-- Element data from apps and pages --

--- START ---

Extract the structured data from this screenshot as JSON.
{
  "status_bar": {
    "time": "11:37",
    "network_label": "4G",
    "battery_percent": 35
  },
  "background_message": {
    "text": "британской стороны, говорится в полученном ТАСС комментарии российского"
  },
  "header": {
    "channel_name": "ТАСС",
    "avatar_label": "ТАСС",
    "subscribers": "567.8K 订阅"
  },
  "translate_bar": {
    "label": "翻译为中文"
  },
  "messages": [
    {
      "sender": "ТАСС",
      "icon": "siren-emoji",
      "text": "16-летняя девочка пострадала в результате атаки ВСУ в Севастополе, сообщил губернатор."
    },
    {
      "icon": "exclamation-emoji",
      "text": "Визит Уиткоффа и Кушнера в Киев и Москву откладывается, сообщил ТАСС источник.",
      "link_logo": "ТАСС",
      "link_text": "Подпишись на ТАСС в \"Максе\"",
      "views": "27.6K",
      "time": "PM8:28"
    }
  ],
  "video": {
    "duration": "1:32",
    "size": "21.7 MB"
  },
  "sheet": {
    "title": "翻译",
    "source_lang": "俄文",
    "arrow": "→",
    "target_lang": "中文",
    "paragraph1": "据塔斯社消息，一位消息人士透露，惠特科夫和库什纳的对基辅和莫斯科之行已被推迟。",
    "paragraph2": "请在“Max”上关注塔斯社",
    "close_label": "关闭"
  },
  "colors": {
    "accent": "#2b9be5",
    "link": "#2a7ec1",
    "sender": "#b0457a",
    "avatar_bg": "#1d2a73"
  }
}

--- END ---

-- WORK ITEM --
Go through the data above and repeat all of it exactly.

-- THE COMPLETED TASK --
Extract the structured data from this screenshot as JSON.
{
  "status_bar": {
    "time": "11:37",
    "network_label": "4G",
    "battery_percent": 35
  },
  "background_message": {
    "text": "британской стороны, говорится в полученном ТАСС комментарии российского"
  },
  "header": {
    "channel_name": "ТАСС",
    "avatar_label": "ТАСС",
    "subscribers": "567.8K 订阅"
  },
  "translate_bar": {
    "label": "翻译为中文"
  },
  "messages": [
    {
      "sender": "ТАСС",
      "icon": "siren-emoji",
      "text": "16-летняя девочка пострадала в результате атаки ВСУ в Севастополе, сообщил губернатор."
    },
    {
      "icon": "exclamation-emoji",
      "text": "Визит Уиткоффа и Кушнера в Киев и Москву откладывается, сообщил ТАСС источник.",
      "link_logo": "ТАСС",
      "link_text": "Подпишись на ТАСС в \"Максе\"",
      "views": "27.6K",
      "time": "PM8:28"
    }
  ],
  "video": {
    "duration": "1:32",
    "size": "21.7 MB"
  },
  "sheet": {
    "title": "翻译",
    "source_lang": "俄文",
    "arrow": "→",
    "target_lang": "中文",
    "paragraph1": "据塔斯社消息，一位消息人士透露，惠特科夫和库什纳的对基辅和莫斯科之行已被推迟。",
    "paragraph2": "请在“Max”上关注塔斯社",
    "close_label": "关闭"
  },
  "colors": {
    "accent": "#2b9be5",
    "link": "#2a7ec1",
    "sender": "#b0457a",
    "avatar_bg": "#1d2a73"
  }
}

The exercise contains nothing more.